1. Wehry AM, Beesdo-Baum K, Hennelly MM, Connolly SD, Strawn JR. Assessment and treatment of anxiety disorders in children and adolescents. Curr Psychiatry Rep. 2015;17(7):591.
2. Chiu A, Falk A, Walkup JT. Anxiety disorders among children and adolescents. Focus. 2016;14:26-33.
3. McCarthy C. Anxiety in teens is rising: What’s going on? Healthychildren.org. Available at: https://www.healthychildren.org/English/health-issues/conditions/emotional-problems/Pages/Anxiety-Disorders.aspx. Published April 30, 2019. Accessed September 4, 2019.
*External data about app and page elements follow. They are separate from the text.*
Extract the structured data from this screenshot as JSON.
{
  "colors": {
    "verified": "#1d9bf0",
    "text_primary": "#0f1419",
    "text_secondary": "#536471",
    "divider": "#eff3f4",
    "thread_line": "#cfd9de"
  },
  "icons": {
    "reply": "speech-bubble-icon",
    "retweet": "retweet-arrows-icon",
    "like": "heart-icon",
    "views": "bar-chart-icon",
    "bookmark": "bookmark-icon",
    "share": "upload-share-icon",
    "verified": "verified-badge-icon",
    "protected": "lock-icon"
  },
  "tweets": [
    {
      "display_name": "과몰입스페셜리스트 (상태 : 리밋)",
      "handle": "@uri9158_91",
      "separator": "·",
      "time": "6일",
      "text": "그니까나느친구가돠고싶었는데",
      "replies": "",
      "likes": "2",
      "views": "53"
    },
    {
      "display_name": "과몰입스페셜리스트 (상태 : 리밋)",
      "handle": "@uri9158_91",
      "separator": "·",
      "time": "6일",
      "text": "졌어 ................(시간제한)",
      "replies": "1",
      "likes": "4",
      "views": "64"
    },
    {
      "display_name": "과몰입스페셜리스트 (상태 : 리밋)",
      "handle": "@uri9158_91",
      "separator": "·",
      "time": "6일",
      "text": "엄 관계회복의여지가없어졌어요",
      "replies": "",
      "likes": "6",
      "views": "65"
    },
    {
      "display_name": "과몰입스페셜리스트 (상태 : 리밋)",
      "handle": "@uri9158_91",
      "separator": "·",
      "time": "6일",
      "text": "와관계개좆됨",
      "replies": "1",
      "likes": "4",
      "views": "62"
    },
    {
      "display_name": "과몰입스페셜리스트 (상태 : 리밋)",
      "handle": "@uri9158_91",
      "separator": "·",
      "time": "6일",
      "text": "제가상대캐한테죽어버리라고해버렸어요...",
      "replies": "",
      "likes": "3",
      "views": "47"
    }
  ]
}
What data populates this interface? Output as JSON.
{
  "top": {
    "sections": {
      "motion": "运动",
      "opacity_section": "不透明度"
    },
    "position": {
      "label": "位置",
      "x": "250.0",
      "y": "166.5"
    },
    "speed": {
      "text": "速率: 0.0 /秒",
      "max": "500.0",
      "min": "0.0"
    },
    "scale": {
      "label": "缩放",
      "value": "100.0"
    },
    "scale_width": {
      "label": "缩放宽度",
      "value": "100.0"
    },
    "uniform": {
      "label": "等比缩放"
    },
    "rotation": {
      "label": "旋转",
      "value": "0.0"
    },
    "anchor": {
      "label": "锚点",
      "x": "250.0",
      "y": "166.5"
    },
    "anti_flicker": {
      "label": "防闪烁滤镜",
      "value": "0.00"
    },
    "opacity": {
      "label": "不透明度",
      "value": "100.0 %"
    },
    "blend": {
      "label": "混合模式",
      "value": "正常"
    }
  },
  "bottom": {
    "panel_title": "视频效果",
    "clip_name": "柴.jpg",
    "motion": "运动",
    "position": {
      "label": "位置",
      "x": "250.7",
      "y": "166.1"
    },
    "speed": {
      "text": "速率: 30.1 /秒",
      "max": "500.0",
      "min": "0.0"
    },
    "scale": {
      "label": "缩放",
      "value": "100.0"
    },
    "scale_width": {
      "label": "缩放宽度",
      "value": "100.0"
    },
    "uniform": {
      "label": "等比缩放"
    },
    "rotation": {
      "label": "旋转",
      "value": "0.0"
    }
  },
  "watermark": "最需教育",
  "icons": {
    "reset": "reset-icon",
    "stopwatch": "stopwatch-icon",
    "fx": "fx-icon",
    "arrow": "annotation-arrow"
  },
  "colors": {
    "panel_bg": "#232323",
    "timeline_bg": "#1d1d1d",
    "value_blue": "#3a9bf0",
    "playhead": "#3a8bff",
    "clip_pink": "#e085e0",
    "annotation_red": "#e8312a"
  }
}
4. Weitzman CC, Bridgemohan C. Up to 30% of youths will develop anxiety disorders; how you can help. AAP News. Available at: https://www.aappublications.org/news/2019/01/15/anxiety011519. Published January 15, 2019. Accessed September 4, 2019.
5. Weitzman C, Wegner L; Section on Developmental and Behavioral Pediatrics, Committee on Psychosocial Aspects of Child and Family Health; Council on Early Childhood; Society for Developmental and Behavioral Pediatrics; American Academy of Pediatrics. Promoting optimal development: screening for behavioral and emotional problems. Pediatrics. 2015;135(2):384-395.
6. Panganiban M, Yeow M, Zugibe K, Geisler SL. Recognizing, diagnosing, and treating pediatric generalized anxiety disorder. JAAPA. 2019;32(2):17-21.
7. Fernandez S. Anxiety disorders in childhood and adolescence: a primary care approach. Pediatr Ann, 2017;46(6):e213-e216.
8. Neal P. Pediatric anxiety disorder: When to worry about the “worrier.” Presented at: 40th National Conference on Pediatric Health Care; March 7-10. 2019; New Orleans, LA. Available at: https://www.napnap.org/sites/default/files/userfiles/Conferences/2019Speakerhandouts/104-Neal.pdf. Accessed September 4, 2019.